Chicago allows independent stop-and-frisk evaluation under agreement
Chicago allows independent stop-and-frisk evaluation under agreement

[JURIST] The Chicago Police Department [official website] has decided to allow independent evaluations of their stop-and-frisk procedures that many have said specifically target African Americans under an agreement [agreement, PDF] with the American Civil Liberties Union (ACLU) [official website]. The agreement comes after a March 2015 report [report, PDF] released by the ACLU of Illinois that found Chicago officers disproportionately target minorities, particularly African Americans, in their stop-and-frisks. The agreement provides that US magistrate judge Arlander Keys [professional profile] will release two reports a year on whether the stop-and-frisks conducted by the department are meeting legal requirements. The report from March stated that out of the 250,000 stop-and-frisk encounters in the city of Chicago that did not result in arrests, nearly three-quarters of them were African Americans.

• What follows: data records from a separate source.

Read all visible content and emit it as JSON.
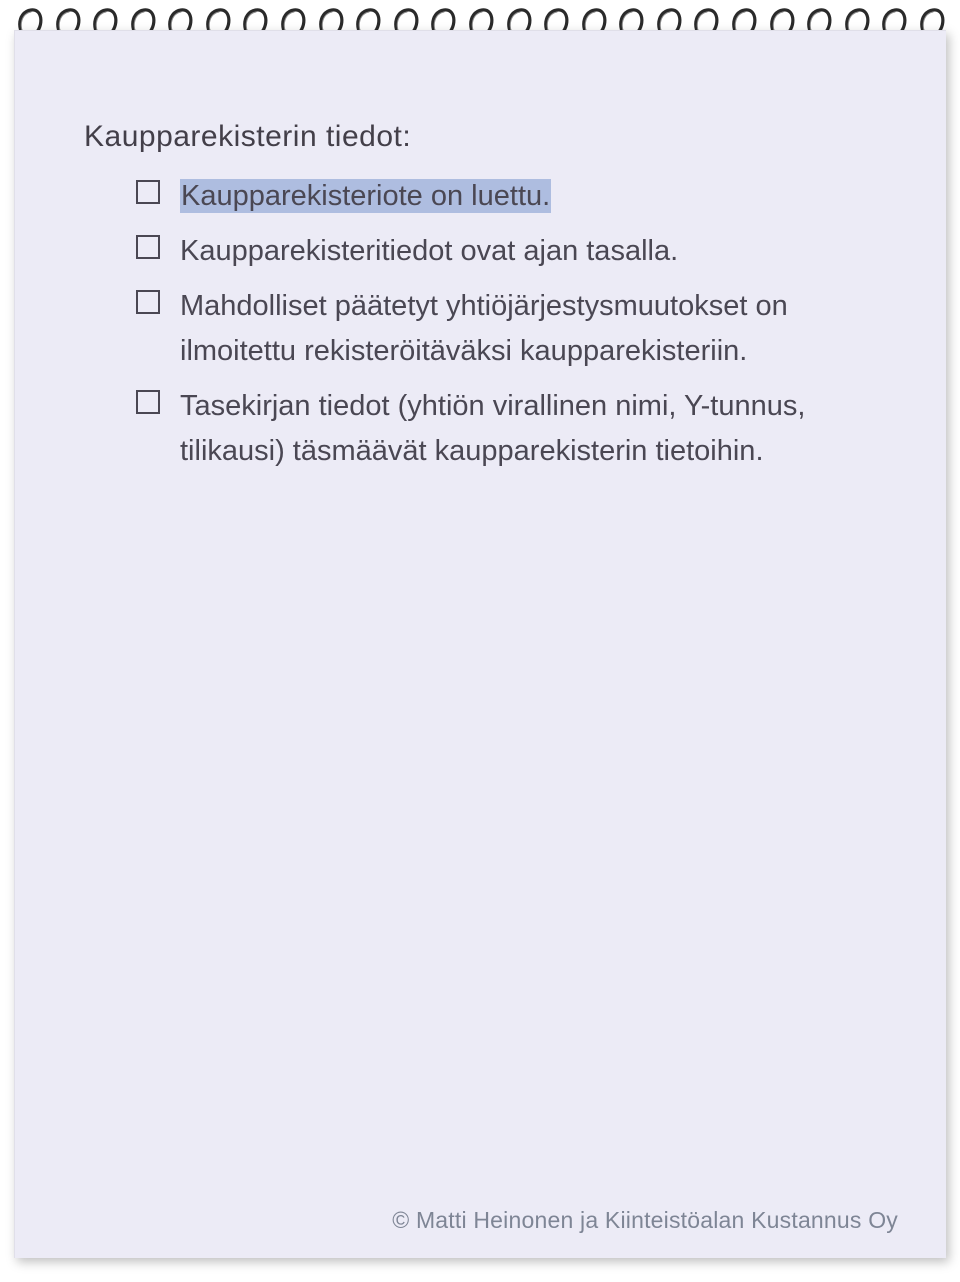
{
  "heading": "Kaupparekisterin tiedot:",
  "items": [
    {
      "text": "Kaupparekisteriote on luettu.",
      "highlighted": true
    },
    {
      "text": "Kaupparekisteritiedot ovat ajan tasalla.",
      "highlighted": false
    },
    {
      "text": "Mahdolliset päätetyt yhtiöjärjestysmuutokset on ilmoitettu rekisteröitäväksi kaupparekisteriin.",
      "highlighted": false
    },
    {
      "text": "Tasekirjan tiedot (yhtiön virallinen nimi, Y-tunnus, tilikausi) täsmäävät kaupparekisterin tietoihin.",
      "highlighted": false
    }
  ],
  "footer": "© Matti Heinonen ja Kiinteistöalan Kustannus Oy",
  "spiral_count": 25
}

Stop-and-frisk procedures [JURIST backgrounder] have been under heavy scrutiny around the country recently, including New York City. In August of last year New York City formally dropped [JURIST report] the city’s appeal of rulings in lawsuits involving the New York Police Department’s (NYPD) use of stop-and-frisk tactics. Mayor Bill De Blasio’s administration agreed to end the lawsuit against the NYPD after reaching a settlement requiring three years of NYPD oversight by a court-appointed monitor. Critics of the procedures claim they are unconstitutional [JURIST op-ed] because they unfairly target minorities, who are disproportionately selected for stops and searches. Other criticisms indicate that the procedure itself is unwieldy and ineffective [JURIST op-ed], emphasizing quantity of searches over their quality and resulting in an unnecessary drain on department time and resources.